In 1936 he was conferred to the title of 'Diwan Bahadur' by British govt. for his service to Depressed Classes.[11]


Statue of Rettamalai Srinivasan, Gandhi Mandapam, Chennai

Commemorative stamps have been issued in memory of Rettamalai Srinivasan by the Department of Posts of the Government of India.[12] Cadres of the Viduthalai Siruthaigal party claimed to have discovered the remains of the Paraiyar leader in Otteri and constructed a memorial over his mortal remains and named it Urimai Kalam.[5] On 6 July 2011, Chief Minister J Jayalalithaa had directed that his birth anniversary on 7 July be observed as a government function and ministers to honour him by garlanding his statue located inside Gandhi Mandapam, Chennai.[1]

His grandson B. Parameswaran became a minister in the Government of Tamil Nadu and a member of the Indian parliament.


  1. ^ a b c "'Govt to celebrate Rettamalai Srinivasan's birthday'". The Hindu. 6 July 2011. Retrieved 3 November 2011.
  2. ^ Cotextualizing scheduled caste Movement in South India, Pg 10
  3. ^ Talisman, Pg xxvi
  4. ^ a b Thirumavalavan, Pg 227
  5. ^ a b c Thirumavalavan, Pg 44
  6. ^ Talisman, Pg xxvii
  7. ^ Rajan, Nalini (2007). 21st Century Journalism in India. p. 66. ISBN 9780761935612.
  8. ^ Rajan, Nalini (2007). 21st Century Journalism in India. p. 70. ISBN 9780761935612.
  9. ^ Cotextualizing Dalit Movement in South India, Pg 29
  10. ^ A saga of long struggle – TAMIL NADU – The Hindu
  11. ^ Teltumbde, Anand (19 August 2016). Dalits: Past, present and future. Routledge. ISBN 978-1-315-52643-0.
  12. ^ "No rules violated in stamp release function". The Hindu. 19 August 2004. Retrieved 9 October 2008.

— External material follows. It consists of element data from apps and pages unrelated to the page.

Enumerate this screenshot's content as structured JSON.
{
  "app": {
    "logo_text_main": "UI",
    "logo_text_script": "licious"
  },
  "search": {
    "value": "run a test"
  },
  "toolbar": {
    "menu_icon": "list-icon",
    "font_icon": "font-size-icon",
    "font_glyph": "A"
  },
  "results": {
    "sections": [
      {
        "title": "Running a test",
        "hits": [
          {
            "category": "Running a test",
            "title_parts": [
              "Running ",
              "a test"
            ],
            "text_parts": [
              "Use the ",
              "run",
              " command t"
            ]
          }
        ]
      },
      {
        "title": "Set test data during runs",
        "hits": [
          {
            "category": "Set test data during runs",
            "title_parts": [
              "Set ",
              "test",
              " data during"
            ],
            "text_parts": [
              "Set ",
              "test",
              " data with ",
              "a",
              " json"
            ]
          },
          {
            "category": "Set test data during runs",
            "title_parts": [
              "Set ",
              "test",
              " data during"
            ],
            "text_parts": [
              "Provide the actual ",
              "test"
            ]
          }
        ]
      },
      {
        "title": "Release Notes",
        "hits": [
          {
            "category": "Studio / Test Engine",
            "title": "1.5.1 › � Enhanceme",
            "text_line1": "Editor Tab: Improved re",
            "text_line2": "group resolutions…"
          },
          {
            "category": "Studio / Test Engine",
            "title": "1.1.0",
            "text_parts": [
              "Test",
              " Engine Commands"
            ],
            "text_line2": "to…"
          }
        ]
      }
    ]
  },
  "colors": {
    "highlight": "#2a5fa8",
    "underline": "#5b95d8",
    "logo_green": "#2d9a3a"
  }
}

Further reading[edit]

  • Mohan, J. (2001). History of Dalit Struggle for Freedom: Dravidian Parties and Dalit Uprise in Tamil Nadu. Dhamma Institute of Social Sciences.
  • Mohan, Pullam Ethiraj (1993). Scheduled Castes, History of Elevation, Tamil Nadu, 1900–1955: History of Elevation, Tamil Nadu, 2000–2015. New Era Publications.